Material shown
┄┄┄┄┄┄┄┄┄┄┄┄┄┄┄┄┄┄┄┄
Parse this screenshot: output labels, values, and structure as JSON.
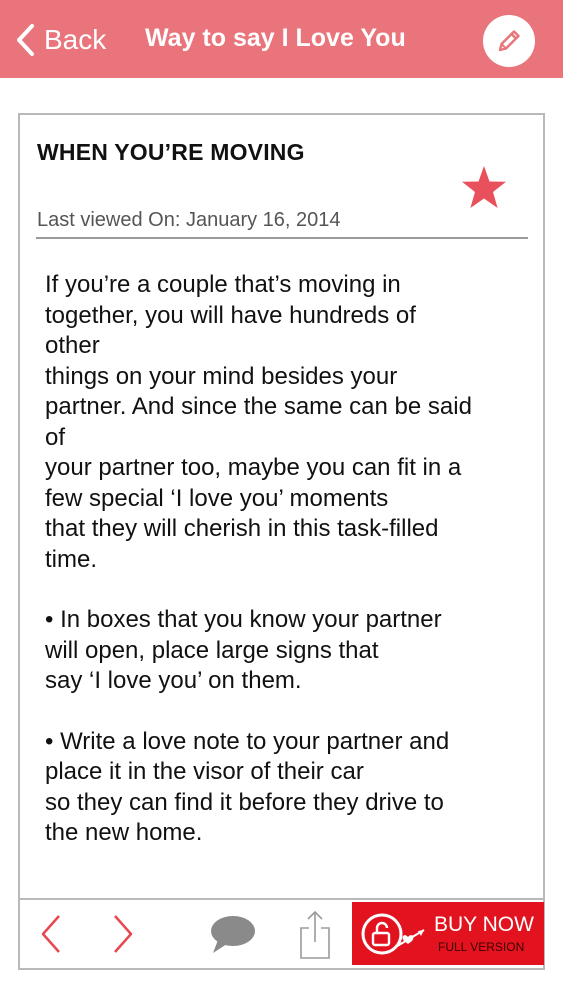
{
  "navbar": {
    "back_label": "Back",
    "title": "Way to say I Love You",
    "edit_icon": "pencil-icon",
    "background": "#e9747b"
  },
  "article": {
    "title": "WHEN YOU’RE MOVING",
    "favorite_icon": "star-icon",
    "favorite_color": "#e8505b",
    "last_viewed": "Last viewed On: January 16, 2014",
    "paragraphs": [
      "If you’re a couple that’s moving in\ntogether, you will have hundreds of\nother\nthings on your mind besides your\npartner. And since the same can be said\nof\nyour partner too, maybe you can fit in a\nfew special ‘I love you’ moments\nthat they will cherish in this task-filled\ntime.",
      "• In boxes that you know your partner\nwill open, place large signs that\nsay ‘I love you’ on them.",
      "• Write a love note to your partner and\nplace it in the visor of their car\nso they can find it before they drive to\nthe new home."
    ]
  },
  "toolbar": {
    "prev_icon": "chevron-left-icon",
    "next_icon": "chevron-right-icon",
    "comment_icon": "speech-bubble-icon",
    "share_icon": "share-icon",
    "buy_main": "BUY NOW",
    "buy_sub": "FULL VERSION",
    "buy_color": "#e2131e"
  }
}
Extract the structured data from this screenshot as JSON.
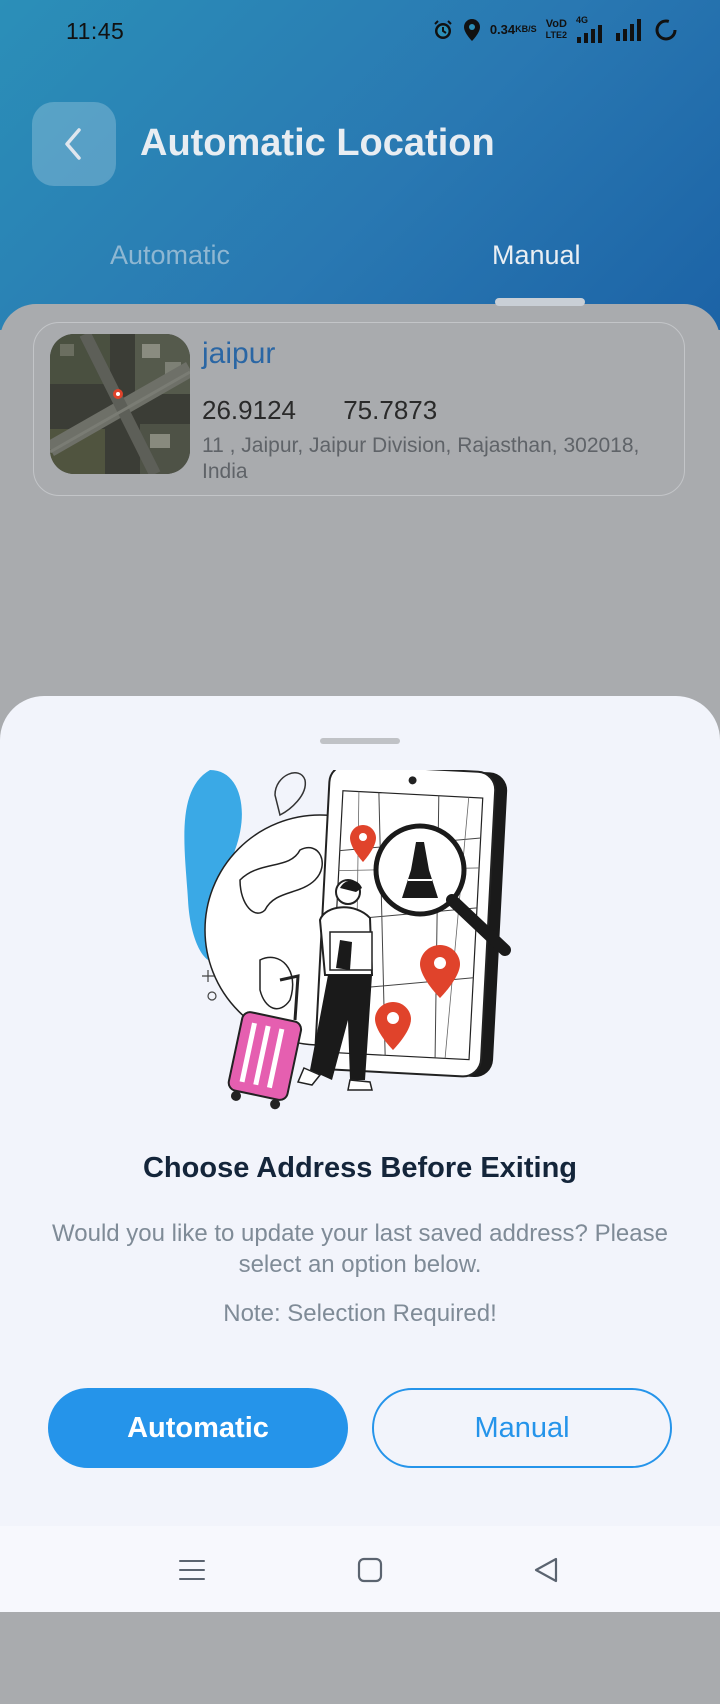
{
  "status_bar": {
    "time": "11:45",
    "speed_value": "0.34",
    "speed_unit": "KB/S",
    "volte_top": "VoD",
    "volte_bottom": "LTE2",
    "network": "4G",
    "icons": [
      "alarm-icon",
      "location-pin-icon",
      "signal-icon",
      "signal-icon",
      "loading-ring-icon"
    ]
  },
  "header": {
    "title": "Automatic Location",
    "back_icon": "chevron-left-icon"
  },
  "tabs": [
    {
      "label": "Automatic",
      "active": false
    },
    {
      "label": "Manual",
      "active": true
    }
  ],
  "location_card": {
    "name": "jaipur",
    "latitude": "26.9124",
    "longitude": "75.7873",
    "address": "11 , Jaipur, Jaipur Division, Rajasthan, 302018, India"
  },
  "sheet": {
    "title": "Choose Address Before Exiting",
    "description": "Would you like to update your last saved address? Please select an option below.",
    "note": "Note: Selection Required!",
    "buttons": {
      "automatic": "Automatic",
      "manual": "Manual"
    }
  },
  "nav_bar": {
    "icons": [
      "menu-icon",
      "home-icon",
      "back-icon"
    ]
  },
  "colors": {
    "header_start": "#2b8fb8",
    "header_end": "#1c63a6",
    "primary_button": "#2594ea",
    "overlay_bg": "#a9abae",
    "sheet_bg": "#f2f4fb",
    "pin_red": "#e0432b",
    "suitcase_pink": "#e55fb0"
  }
}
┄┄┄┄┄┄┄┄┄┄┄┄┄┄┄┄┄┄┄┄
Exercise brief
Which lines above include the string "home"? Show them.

Output below
      "• Write a love note to your partner and\nplace it in the visor of their car\nso they can find it before they drive to\nthe new home."
      "home-icon",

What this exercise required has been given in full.